It’s Almost Spray Season!
Given that we’re about to hit full stride on spray season in the northern half of the US, I thought it best to include a quick reminder of how agricultural premiums are handled. To a certain degree, ag premiums follow different rules than all other lines of business. The premiums are often the highest rated of any line, and they follow a unique cancellation method referred to as the short-rate scale. The reason for the higher premium is due in large part to two things.

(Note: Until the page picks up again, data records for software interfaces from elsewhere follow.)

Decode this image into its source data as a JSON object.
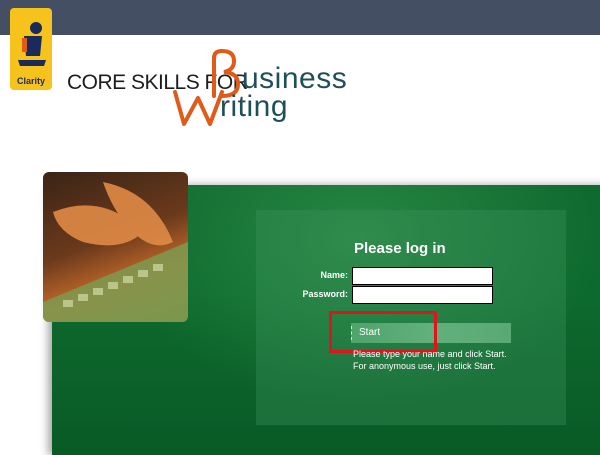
{
  "header": {
    "logo_text": "Clarity",
    "title_prefix": "CORE SKILLS FOR",
    "title_line1": "usiness",
    "title_line2": "riting"
  },
  "login": {
    "title": "Please log in",
    "name_label": "Name:",
    "password_label": "Password:",
    "name_value": "",
    "password_value": "",
    "start_label": "Start",
    "hint_line1": "Please type your name and click Start.",
    "hint_line2": "For anonymous use, just click Start."
  },
  "colors": {
    "topbar": "#444f63",
    "accent_orange": "#e05a1a",
    "title_teal": "#1f4f58",
    "panel_green": "#0d6a2e",
    "highlight_red": "#e0141b"
  }
}
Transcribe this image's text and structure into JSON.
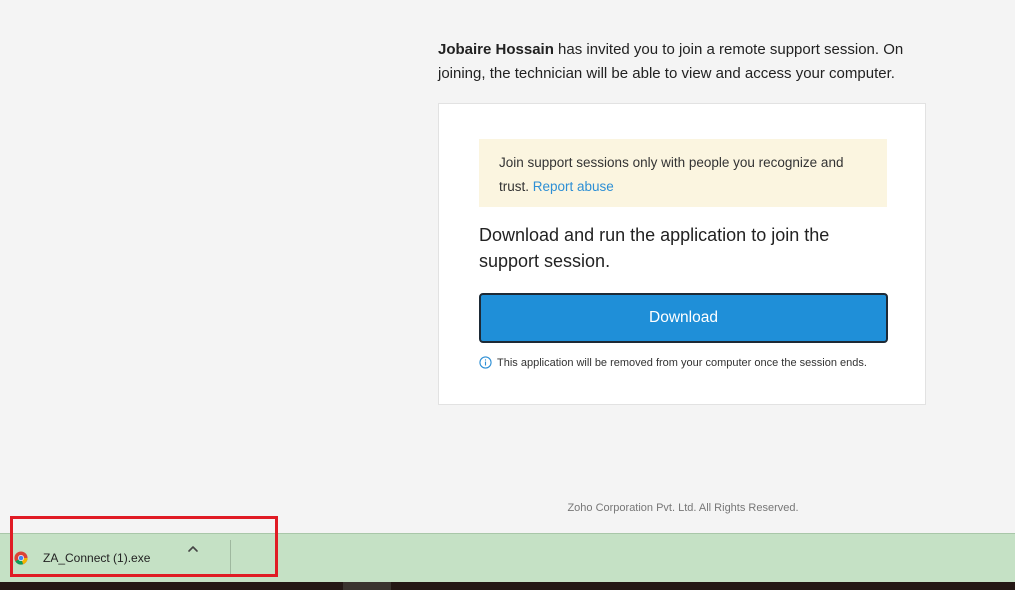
{
  "invite": {
    "inviter_name": "Jobaire Hossain",
    "message": " has invited you to join a remote support session. On joining, the technician will be able to view and access your computer."
  },
  "card": {
    "warning_text": "Join support sessions only with people you recognize and trust. ",
    "report_link": "Report abuse",
    "instruction": "Download and run the application to join the support session.",
    "download_label": "Download",
    "note": "This application will be removed from your computer once the session ends."
  },
  "footer": {
    "copyright": "Zoho Corporation Pvt. Ltd. All Rights Reserved."
  },
  "download_bar": {
    "file_name": "ZA_Connect (1).exe",
    "file_icon": "chrome-file-icon",
    "menu_icon": "chevron-up-icon"
  },
  "colors": {
    "accent": "#1f8fd8",
    "link": "#2d8fd5",
    "warning_bg": "#fbf5e0",
    "download_bar_bg": "#c5e1c5",
    "highlight": "#e01b24"
  }
}
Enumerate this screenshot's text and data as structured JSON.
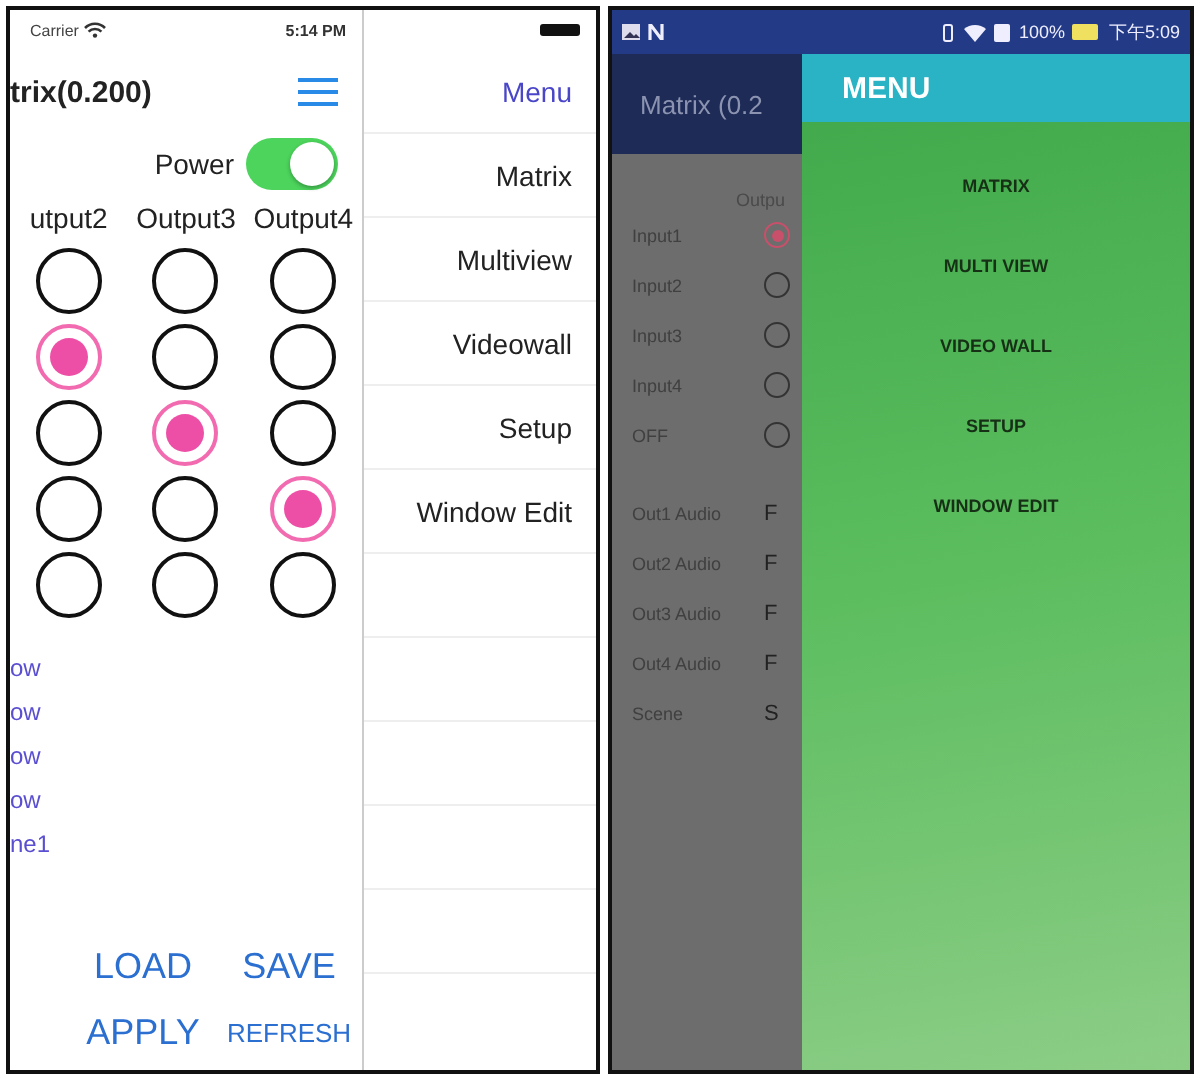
{
  "ios": {
    "status": {
      "carrier": "Carrier",
      "time": "5:14 PM"
    },
    "title": "trix(0.200)",
    "power": {
      "label": "Power",
      "on": true
    },
    "columns": [
      "utput2",
      "Output3",
      "Output4"
    ],
    "grid": [
      [
        {
          "selected": false
        },
        {
          "selected": false
        },
        {
          "selected": false
        }
      ],
      [
        {
          "selected": true
        },
        {
          "selected": false
        },
        {
          "selected": false
        }
      ],
      [
        {
          "selected": false
        },
        {
          "selected": true
        },
        {
          "selected": false
        }
      ],
      [
        {
          "selected": false
        },
        {
          "selected": false
        },
        {
          "selected": true
        }
      ],
      [
        {
          "selected": false
        },
        {
          "selected": false
        },
        {
          "selected": false
        }
      ]
    ],
    "links": [
      "ow",
      "ow",
      "ow",
      "ow",
      "ne1"
    ],
    "buttons": [
      {
        "label": "LOAD",
        "kind": "big"
      },
      {
        "label": "SAVE",
        "kind": "big"
      },
      {
        "label": "APPLY",
        "kind": "big"
      },
      {
        "label": "REFRESH",
        "kind": "small"
      }
    ],
    "menu": {
      "header": "Menu",
      "items": [
        "Matrix",
        "Multiview",
        "Videowall",
        "Setup",
        "Window Edit"
      ]
    }
  },
  "android": {
    "status": {
      "battery": "100%",
      "time": "下午5:09"
    },
    "title": "Matrix (0.2",
    "column": "Outpu",
    "inputs": [
      {
        "label": "Input1",
        "selected": true
      },
      {
        "label": "Input2",
        "selected": false
      },
      {
        "label": "Input3",
        "selected": false
      },
      {
        "label": "Input4",
        "selected": false
      },
      {
        "label": "OFF",
        "selected": false
      }
    ],
    "audio": [
      {
        "label": "Out1 Audio",
        "value": "F"
      },
      {
        "label": "Out2 Audio",
        "value": "F"
      },
      {
        "label": "Out3 Audio",
        "value": "F"
      },
      {
        "label": "Out4 Audio",
        "value": "F"
      },
      {
        "label": "Scene",
        "value": "S"
      }
    ],
    "menu": {
      "title": "MENU",
      "items": [
        "MATRIX",
        "MULTI VIEW",
        "VIDEO WALL",
        "SETUP",
        "WINDOW EDIT"
      ]
    }
  }
}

First, the nature of the flight patterns used for low-level flight is much riskier than most other types of flying. Things like power lines, tree tops, and no altitude to recover in an emergency are all in play. Secondly, chemical-related claims can be severe. Often several hundred to several thousand acres can be treated with the wrong chemical before any adverse effect is known. Because of these two factors, insurance carriers must charge an adequate premium for the risk they are taking.
A third element that enters into the equation is seasonality, which is why premiums are cancelled on a short-rate basis versus a pro-rata basis. Short-rate cancellations return less premium than pro-rata cancellations. Think of it as a sliding scale based on the number of days you need the chemical coverage, with a certain percentage returned after 30 days, 60 days, and so on. If the returns were pro rata, the carrier would never make enough money to pay claims, because the majority of operators would only be paying for 6–8 weeks of coverage (spray season in the northern United States).
There are some positive factors to consider as well. Operators can reduce their premiums by sending their pilots to certified safety programs like PAASS (Professional Aerial Applicators’ Support System) and Operation SAFE (Self-regulating Application & Flight Efficiency). Also, keep in mind that there are several coverage options when it comes to chemical liability. It is imperative that you relay a detailed summary of all spraying activity prior to flying so that you know the operation is covered.